Is Biden Worth Rebooting?


Remake (verb /rēˈmāk/) the rebooting and reworking of cultural emblems as a way to appeal to mass comfort.

Recently, it seems as if every show or movie that was ever remotely successful is being rebooted—not to mention Disney’s new business of making live-action films of every one of its animated classics. The popularity of such remakes and other cultural phenomena, like the resurgence of vintage technology, reveals a widespread culture of nostalgia that transcends the sociocultural sphere. 

The primary reason movie sequels began as a concept was because they appealed to this sense of comfort––familiarity with the characters and general plot arc of a film. In a similar sense, reboots and remakes are becoming all the rage, because the choice to bring back something proven to be successful in the past is a risk-averse strategy. 

Walt Hickey, a pop culture expert at FiveThirtyEight, has noted that because studios have seen a recent string of successes with remakes, they avoid wasting millions on something new that likely won’t buy out opening weekend, banking on the familiar instead.

He also cites that the level of commitment of going to the theater is noteworthy. "You are also asking them for two hours of their life. That ask isn't easy," he said. "[It’s] marginally easier when you say, 'Hey, remember that thing you liked? This new project incorporates some elements in that thing.'" 

The culture of nostalgia we experience at the theater also plays out with vintage technology––both polaroid cameras and vinyl records have made significant comebacks in the last five years. The appeal of nostalgia transcends pop culture. 

This risk-averse strategy and attraction to the familiar has also begun to play out across the national stage in the 2020 Democratic presidential debates. Former vice president Joe Biden is leading in the polls because he has a significant advantage relative to his competitors: name recognition.
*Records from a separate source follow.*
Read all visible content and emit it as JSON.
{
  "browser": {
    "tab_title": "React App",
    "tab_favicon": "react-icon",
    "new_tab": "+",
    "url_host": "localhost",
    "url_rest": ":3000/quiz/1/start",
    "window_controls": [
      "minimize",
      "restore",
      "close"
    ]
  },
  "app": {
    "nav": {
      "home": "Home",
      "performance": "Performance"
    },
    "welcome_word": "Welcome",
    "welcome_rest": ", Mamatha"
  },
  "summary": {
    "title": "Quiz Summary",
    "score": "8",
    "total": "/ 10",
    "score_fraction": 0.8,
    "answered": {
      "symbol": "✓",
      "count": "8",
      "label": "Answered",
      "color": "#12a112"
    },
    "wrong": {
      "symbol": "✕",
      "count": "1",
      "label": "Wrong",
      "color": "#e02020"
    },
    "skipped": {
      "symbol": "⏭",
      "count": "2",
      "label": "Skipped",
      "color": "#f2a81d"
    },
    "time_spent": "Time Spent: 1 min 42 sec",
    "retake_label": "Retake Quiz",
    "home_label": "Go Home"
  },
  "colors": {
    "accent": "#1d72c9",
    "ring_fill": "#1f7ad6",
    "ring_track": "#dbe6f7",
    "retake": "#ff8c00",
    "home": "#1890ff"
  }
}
He has been a consistent figure in the US political landscape for over 45 years––he has a brand, good or bad, on which Americans have been able to consistently rely. 

However, it is for this very same familiarity that Biden has been the object of such scrutiny in the debates. He went head-to-head with Senator Kamala Harris in the first Democratic debate this past summer over his previous stance on integrating schools via busing in the 1970s. Two years after being elected to the Senate, a young Biden, who was a liberal Democrat and defender of civil rights, cast two votes in support of busing to achieve desegregation. After receiving backlash from his constituents who wanted him to be more overtly anti-busing, Biden switched lanes, emerging as “the Democratic Party’s leading anti-busing crusader.” In interviews on the issue, Biden called busing “asinine,” “racist,” and a quota system that would “ensure mediocrity.” In his 2007 autobiography, published only a year before Barack Obama asked Biden to be his running mate, he called forced busing “a liberal train wreck.”

Previous policy stances are not all Biden has come up against. He was most recently called out in the last debate for forgetting his own health care policy––originally stating people who couldn’t afford Medicare would have to buy in but then two minutes later, claiming they would be automatically enrolled into the system. 

His moderate stances, in addition to his seniority, may not appeal to a younger generation of voters, but the older generation sees Biden as a figure with the ability to cross partisan lines. He called lifelong segregationists like Senator Strom Thurmond “one of his closest friends,” led passage of the 1994 crime bill, and backed President Bush’s war in Iraq. With the country as divided as it is, relying on this playbook of bipartisanship might prove valuable. While other candidates may have this same quality, they are simply not well-known enough to win over the older generation of voters. 

It is extremely important, therefore, that the younger generation stays vigilant in moving away from this culture of nostalgia towards a culture of progress. We cannot abandon the promise of a brighter future for the sake of familiarity. We must reject the notion that people just aren’t that creative anymore––there are a number of Democratic candidates bringing fresh ideas to the table, such as ending the filibuster, supporting the Green New Deal, and banning big oil. We must stay as educated as possible on the policies each candidate is proposing and refuse to only vote based on whose name we know––because I can guarantee that older Democrats will be doing just that.